“I’ve been a good boy, so Santa’s going to see me before the other boys and girls,” Jimmy told the Associated Press writer.
And Jolly Old Saint Nick did. Santa paid a visit to Jimmy on Dec. 12, 1949, and brought Jimmy a dog.
“He sure did make a fuss over that dog,” George said. “That’s all he was asking for. He named him ‘Fluffy’ right off.”
However, the reason for Santa’s early visit was not because Jimmy had been so much better than the other children; the doctors had said Jimmy wouldn’t live to see Christmas.
Jimmy had been a normal five year old with blond hair and bright blue eyes until September. Then he fell ill and the doctors diagnosed him with cancer in his chest that had already destroyed part of one of his lungs.
The Pochons had taken their son to a hospital during the last week of November when Jimmy’s health worsened. The doctors were at a loss for what to do and so on December 9, the Pochons brought their young son home to die.

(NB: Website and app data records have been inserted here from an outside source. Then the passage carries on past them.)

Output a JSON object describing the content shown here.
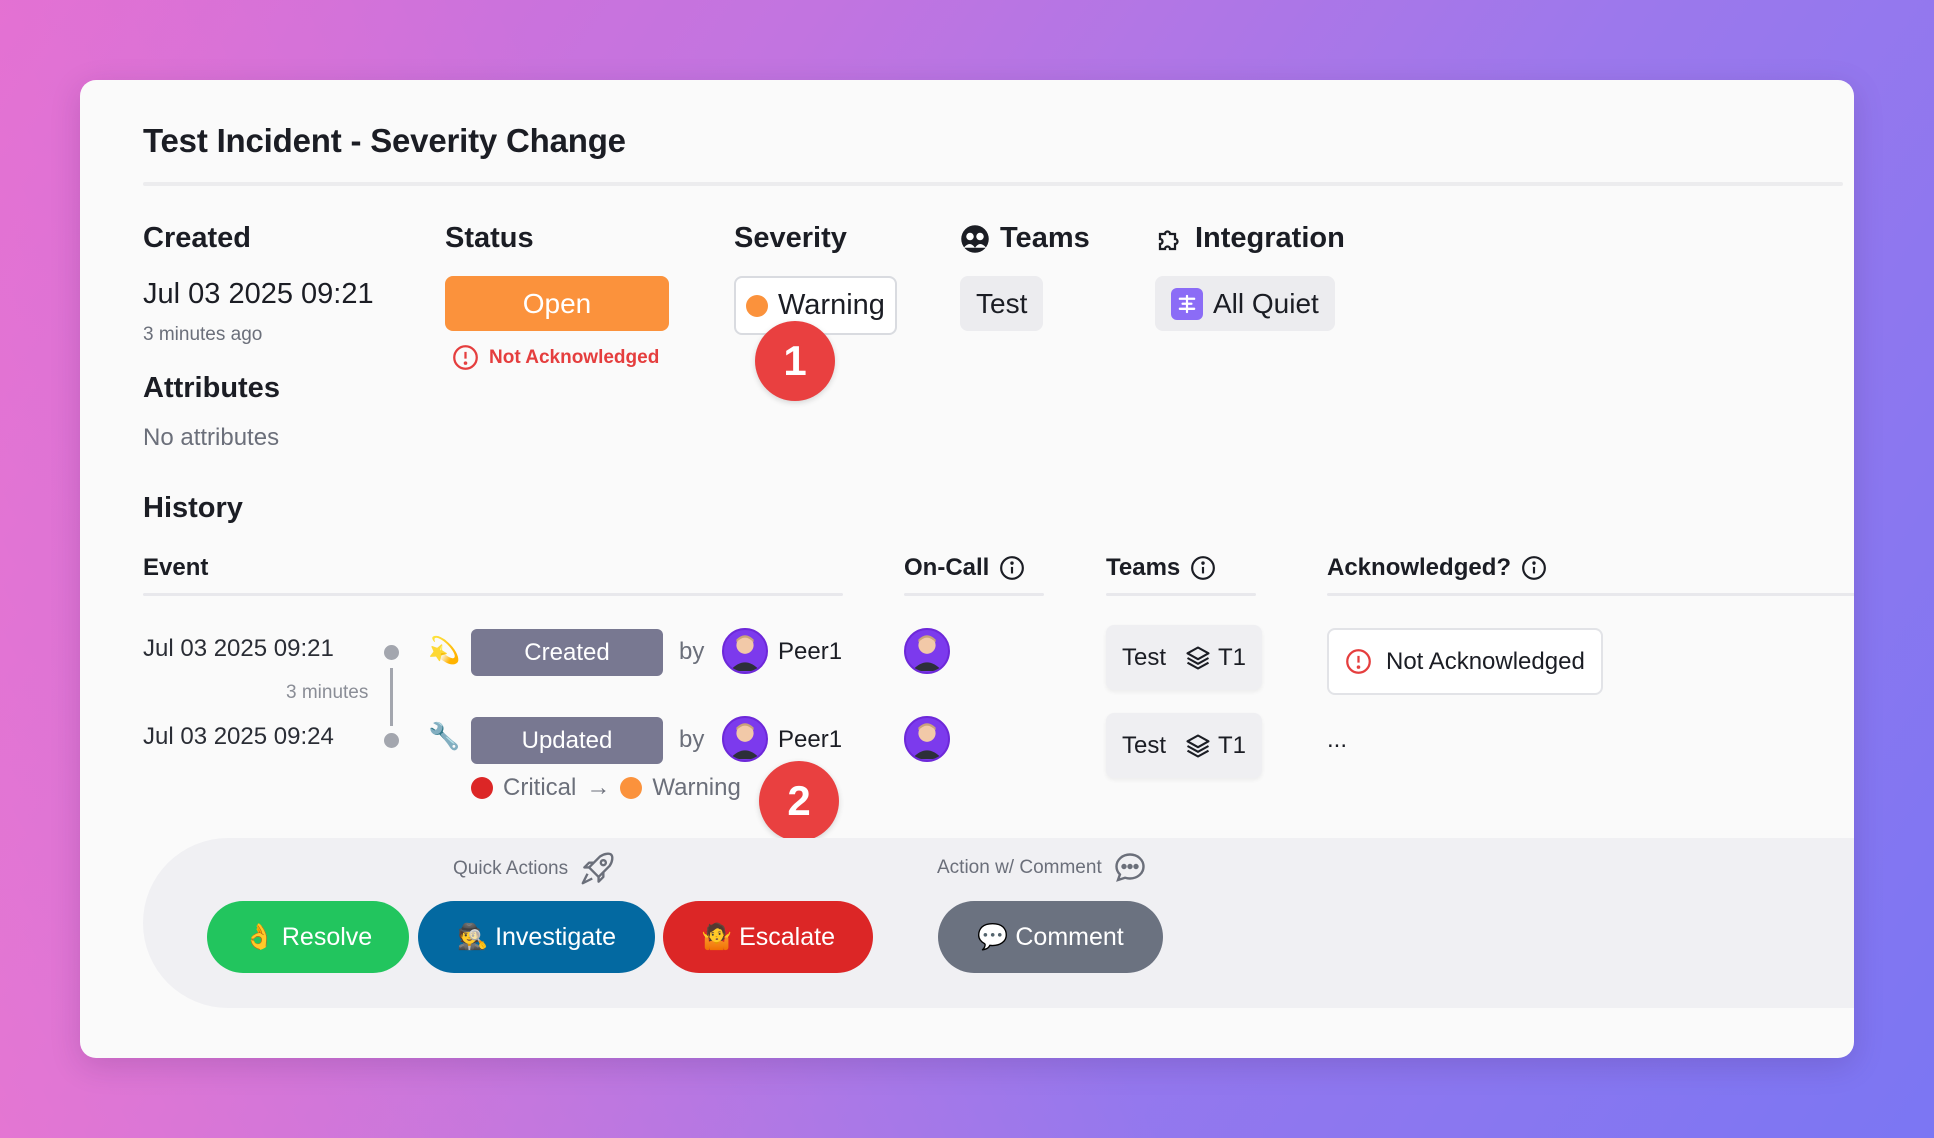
{
  "incident": {
    "title": "Test Incident - Severity Change"
  },
  "details": {
    "created_label": "Created",
    "created_value": "Jul 03 2025 09:21",
    "created_relative": "3 minutes ago",
    "status_label": "Status",
    "status_value": "Open",
    "ack_status": "Not Acknowledged",
    "severity_label": "Severity",
    "severity_value": "Warning",
    "teams_label": "Teams",
    "teams_value": "Test",
    "integration_label": "Integration",
    "integration_value": "All Quiet",
    "attributes_label": "Attributes",
    "attributes_value": "No attributes"
  },
  "markers": [
    "1",
    "2"
  ],
  "history": {
    "title": "History",
    "columns": {
      "event": "Event",
      "oncall": "On-Call",
      "teams": "Teams",
      "acknowledged": "Acknowledged?"
    },
    "duration": "3 minutes",
    "rows": [
      {
        "time": "Jul 03 2025 09:21",
        "event": "Created",
        "by": "by",
        "user": "Peer1",
        "team": "Test",
        "tier": "T1",
        "ack": "Not Acknowledged"
      },
      {
        "time": "Jul 03 2025 09:24",
        "event": "Updated",
        "by": "by",
        "user": "Peer1",
        "team": "Test",
        "tier": "T1",
        "ack": "...",
        "change_from": "Critical",
        "change_arrow": "→",
        "change_to": "Warning"
      }
    ]
  },
  "actions": {
    "quick_actions_label": "Quick Actions",
    "comment_section_label": "Action w/ Comment",
    "resolve": "👌 Resolve",
    "investigate": "🕵️ Investigate",
    "escalate": "🤷 Escalate",
    "comment": "💬 Comment"
  },
  "colors": {
    "status_open": "#fb923c",
    "severity_warning": "#fb923c",
    "severity_critical": "#dc2626",
    "resolve": "#22c55e",
    "investigate": "#0369a1",
    "escalate": "#dc2626",
    "comment": "#6b7280",
    "event_badge": "#787891",
    "marker": "#e94040"
  }
}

“There must be something, or someone somewhere who can save our boy,” George said to the Associated Press. “The Lord took our two other children from us I just know he won’t take Jimmy, too.” Jimmy’s siblings had died in childbirth.
However, if this was to be Jimmy’s final Christmas, the Town of Tarenton was determined to make it his best one. The Veterans of Foreign Wars Chapter threw him a huge Christmas party.
The Valley Daily News offered to pay for a trip to Chicago so Jimmy could be treated. A local union offered to pay for the treatment with an experimental betatron particle accelerator at University of Illinois.
Use of the betatron particle accelerator was limited to Illinois charity patients, though. So the governor of Pennsylvania sought to contact his counterpart in Illinois on behalf of the Pochons. The governor of Illinois was finally located in Washington D.C. He readily agreed to allow the Pochons access to the betatron machine.
The Pochons consulted with Dr. Andrew Ivy at the university and he had to give them the bad news.
“Dr. Ivy said the case is too far advanced – that the betatron treatment wouldn’t do any good. We don’t know what to do now. I suppose there will be another doctors’ consultation, but I know what the doctors will say – there’s no hope for Jimmy,” George Pochon said.
Unaware of the setback, Jimmy played happily with his toys and Fluffy while his life slowly slipped away.
Jimmy’s story had made national headlines, though. One of those stories was seen by a cancer specialist in New York City who offered to look at Jimmy. It was now less than two weeks before Christmas and Jimmy was expected to be dead within days. His parents could see him fading before their eyes.
The Pochons took the only hope available and went to New York where Jimmy was admitted to Cancer Memorial Hospital for treatment.
Christmas came and went and Jimmy was still alive. Then the new year came and Jimmy was still alive. After a month in the hospital, he left, greatly improved and with his cancer in remission. He continued to return for monthly treatments, but when Christmas 1950 came around, the now six-year-old Jimmy had to celebrate it on December 25, along with all the other healthy boys and girls.